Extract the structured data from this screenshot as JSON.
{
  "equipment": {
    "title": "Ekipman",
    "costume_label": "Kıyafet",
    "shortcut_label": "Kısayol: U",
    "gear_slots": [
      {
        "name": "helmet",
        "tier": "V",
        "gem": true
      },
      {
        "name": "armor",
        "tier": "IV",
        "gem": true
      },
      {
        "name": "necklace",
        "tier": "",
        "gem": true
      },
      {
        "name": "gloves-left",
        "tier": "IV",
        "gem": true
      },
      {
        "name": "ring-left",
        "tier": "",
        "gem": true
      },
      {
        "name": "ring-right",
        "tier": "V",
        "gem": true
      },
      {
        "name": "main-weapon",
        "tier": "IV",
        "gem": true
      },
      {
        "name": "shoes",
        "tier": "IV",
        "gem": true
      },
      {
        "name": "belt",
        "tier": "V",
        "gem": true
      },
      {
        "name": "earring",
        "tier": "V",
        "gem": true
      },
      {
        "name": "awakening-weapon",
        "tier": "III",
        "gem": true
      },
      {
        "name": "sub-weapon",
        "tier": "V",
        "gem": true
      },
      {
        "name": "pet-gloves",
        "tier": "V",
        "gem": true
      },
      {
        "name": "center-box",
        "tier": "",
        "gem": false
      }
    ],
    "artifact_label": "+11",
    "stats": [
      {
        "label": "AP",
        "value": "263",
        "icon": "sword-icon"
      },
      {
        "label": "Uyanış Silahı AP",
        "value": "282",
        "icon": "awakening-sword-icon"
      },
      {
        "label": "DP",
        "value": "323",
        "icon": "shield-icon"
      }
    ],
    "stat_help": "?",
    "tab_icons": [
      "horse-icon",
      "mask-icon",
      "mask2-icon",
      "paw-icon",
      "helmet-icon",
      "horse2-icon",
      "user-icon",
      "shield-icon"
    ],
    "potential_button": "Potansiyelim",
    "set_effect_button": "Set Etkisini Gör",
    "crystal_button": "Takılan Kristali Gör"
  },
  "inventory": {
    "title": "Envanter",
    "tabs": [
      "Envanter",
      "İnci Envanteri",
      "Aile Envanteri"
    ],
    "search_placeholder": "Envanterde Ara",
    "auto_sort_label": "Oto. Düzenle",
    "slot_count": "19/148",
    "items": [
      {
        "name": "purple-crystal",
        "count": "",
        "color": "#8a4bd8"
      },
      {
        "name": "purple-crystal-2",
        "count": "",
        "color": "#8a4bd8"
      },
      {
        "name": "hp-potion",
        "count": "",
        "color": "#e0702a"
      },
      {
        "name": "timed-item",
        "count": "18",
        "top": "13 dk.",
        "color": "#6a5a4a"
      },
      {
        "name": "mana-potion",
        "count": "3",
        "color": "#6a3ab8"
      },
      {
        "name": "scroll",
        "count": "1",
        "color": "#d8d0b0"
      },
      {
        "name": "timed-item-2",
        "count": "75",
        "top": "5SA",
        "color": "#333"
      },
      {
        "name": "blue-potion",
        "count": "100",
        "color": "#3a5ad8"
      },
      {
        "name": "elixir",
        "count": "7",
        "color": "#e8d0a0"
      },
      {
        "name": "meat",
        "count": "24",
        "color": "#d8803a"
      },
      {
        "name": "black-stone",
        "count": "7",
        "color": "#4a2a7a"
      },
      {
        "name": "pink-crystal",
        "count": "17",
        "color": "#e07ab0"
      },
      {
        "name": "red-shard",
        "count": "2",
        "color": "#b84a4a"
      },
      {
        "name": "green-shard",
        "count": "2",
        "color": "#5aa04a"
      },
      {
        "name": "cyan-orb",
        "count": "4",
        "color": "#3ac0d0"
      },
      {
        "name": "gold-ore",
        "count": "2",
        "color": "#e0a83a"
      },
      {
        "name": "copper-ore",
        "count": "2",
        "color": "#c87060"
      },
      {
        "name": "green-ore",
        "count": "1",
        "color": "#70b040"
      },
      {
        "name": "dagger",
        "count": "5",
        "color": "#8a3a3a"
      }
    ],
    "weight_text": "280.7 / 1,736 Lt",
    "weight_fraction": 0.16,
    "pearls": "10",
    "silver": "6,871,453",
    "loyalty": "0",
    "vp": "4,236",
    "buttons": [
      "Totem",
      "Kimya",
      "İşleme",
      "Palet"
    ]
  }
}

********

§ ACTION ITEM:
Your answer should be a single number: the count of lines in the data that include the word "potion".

§ TASK ANSWER:
3